(Web page and app entries)
::::::

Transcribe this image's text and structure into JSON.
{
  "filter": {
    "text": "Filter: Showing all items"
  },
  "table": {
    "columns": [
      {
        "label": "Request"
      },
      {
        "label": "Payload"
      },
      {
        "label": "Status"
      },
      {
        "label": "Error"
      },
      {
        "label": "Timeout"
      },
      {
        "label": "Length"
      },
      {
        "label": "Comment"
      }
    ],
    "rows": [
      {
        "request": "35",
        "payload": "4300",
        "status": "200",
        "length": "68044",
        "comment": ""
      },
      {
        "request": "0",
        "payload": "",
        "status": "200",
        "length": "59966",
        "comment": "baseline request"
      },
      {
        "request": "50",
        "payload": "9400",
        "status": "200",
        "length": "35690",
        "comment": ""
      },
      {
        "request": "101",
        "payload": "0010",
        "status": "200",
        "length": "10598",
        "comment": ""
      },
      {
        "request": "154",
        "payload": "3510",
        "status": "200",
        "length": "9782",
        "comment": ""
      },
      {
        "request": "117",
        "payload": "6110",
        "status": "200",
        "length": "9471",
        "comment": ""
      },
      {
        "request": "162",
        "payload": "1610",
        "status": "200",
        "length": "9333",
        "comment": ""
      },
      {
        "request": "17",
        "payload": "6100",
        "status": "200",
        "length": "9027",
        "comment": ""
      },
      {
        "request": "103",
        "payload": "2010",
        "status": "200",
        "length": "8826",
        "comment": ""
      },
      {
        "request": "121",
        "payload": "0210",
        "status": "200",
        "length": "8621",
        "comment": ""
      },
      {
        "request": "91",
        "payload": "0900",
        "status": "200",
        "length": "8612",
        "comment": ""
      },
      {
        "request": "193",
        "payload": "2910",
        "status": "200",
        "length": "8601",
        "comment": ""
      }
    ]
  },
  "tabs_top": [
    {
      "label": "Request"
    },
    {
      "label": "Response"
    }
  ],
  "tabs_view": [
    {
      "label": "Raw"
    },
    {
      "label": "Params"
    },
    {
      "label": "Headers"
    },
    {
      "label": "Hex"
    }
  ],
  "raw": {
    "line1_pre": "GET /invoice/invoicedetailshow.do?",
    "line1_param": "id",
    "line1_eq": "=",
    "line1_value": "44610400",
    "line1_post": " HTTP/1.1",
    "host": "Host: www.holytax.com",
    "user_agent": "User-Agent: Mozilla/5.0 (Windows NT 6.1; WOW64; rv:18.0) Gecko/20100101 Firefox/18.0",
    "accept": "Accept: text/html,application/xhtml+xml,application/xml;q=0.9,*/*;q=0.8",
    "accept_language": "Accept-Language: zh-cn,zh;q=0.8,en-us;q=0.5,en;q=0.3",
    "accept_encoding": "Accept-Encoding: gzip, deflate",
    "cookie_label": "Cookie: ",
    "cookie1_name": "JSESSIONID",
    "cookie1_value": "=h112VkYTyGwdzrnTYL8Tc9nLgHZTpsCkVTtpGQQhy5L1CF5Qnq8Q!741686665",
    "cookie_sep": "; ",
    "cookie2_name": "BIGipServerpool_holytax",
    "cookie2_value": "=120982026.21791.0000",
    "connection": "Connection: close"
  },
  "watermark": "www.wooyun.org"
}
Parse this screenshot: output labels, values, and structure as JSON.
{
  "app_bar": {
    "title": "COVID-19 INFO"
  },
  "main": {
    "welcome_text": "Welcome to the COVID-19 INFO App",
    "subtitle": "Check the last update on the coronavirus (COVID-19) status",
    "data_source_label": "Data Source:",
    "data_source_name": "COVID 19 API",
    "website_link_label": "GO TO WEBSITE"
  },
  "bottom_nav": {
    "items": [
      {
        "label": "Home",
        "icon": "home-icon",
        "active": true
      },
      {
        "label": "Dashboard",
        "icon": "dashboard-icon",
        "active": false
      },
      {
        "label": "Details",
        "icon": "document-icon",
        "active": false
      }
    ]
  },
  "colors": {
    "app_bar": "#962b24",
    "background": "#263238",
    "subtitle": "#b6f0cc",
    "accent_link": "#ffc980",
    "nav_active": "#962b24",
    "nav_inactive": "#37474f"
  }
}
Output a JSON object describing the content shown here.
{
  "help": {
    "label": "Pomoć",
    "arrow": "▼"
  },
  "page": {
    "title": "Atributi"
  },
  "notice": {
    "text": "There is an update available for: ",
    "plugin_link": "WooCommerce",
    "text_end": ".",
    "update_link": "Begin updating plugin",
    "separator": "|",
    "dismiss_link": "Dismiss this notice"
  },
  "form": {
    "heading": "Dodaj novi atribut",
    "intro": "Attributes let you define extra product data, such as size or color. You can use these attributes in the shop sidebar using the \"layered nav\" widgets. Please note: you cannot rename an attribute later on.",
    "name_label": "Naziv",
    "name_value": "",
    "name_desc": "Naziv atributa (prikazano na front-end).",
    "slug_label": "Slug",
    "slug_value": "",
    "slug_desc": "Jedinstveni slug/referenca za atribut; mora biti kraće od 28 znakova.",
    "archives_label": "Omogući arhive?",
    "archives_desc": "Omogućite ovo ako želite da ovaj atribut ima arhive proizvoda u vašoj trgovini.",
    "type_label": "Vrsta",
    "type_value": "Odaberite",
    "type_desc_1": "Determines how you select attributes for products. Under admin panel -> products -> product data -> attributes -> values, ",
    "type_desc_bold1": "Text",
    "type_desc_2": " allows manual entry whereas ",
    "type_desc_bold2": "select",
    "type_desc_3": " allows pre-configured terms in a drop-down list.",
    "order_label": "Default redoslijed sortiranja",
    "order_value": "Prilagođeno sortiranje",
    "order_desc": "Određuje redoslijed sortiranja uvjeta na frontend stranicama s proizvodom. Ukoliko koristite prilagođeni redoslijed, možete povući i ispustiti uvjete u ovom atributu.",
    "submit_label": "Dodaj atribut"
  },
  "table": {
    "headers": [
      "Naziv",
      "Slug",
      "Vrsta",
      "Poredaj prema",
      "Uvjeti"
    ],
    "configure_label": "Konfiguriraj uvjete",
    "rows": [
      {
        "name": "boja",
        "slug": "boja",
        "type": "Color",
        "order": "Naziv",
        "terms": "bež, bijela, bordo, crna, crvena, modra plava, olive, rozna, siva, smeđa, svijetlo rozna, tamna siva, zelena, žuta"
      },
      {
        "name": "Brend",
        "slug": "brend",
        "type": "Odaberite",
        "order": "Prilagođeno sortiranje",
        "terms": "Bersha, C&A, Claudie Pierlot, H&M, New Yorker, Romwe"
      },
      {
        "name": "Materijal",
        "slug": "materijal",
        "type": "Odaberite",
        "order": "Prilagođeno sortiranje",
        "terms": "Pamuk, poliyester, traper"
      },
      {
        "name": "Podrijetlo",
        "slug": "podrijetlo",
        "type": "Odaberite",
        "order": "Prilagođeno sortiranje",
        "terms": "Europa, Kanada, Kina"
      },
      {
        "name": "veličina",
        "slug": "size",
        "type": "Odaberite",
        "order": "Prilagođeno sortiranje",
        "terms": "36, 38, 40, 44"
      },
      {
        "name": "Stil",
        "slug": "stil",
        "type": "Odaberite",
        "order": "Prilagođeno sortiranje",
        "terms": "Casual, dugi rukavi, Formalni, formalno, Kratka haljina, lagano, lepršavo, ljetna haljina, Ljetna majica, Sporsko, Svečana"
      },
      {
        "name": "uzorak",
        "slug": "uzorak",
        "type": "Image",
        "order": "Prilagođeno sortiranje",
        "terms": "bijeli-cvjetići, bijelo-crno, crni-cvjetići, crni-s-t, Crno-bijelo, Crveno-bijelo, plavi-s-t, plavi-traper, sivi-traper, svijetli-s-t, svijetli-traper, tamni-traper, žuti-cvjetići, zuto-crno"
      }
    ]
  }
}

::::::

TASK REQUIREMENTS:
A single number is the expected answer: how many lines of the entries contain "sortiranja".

SOLUTION TO THIS TASK:
2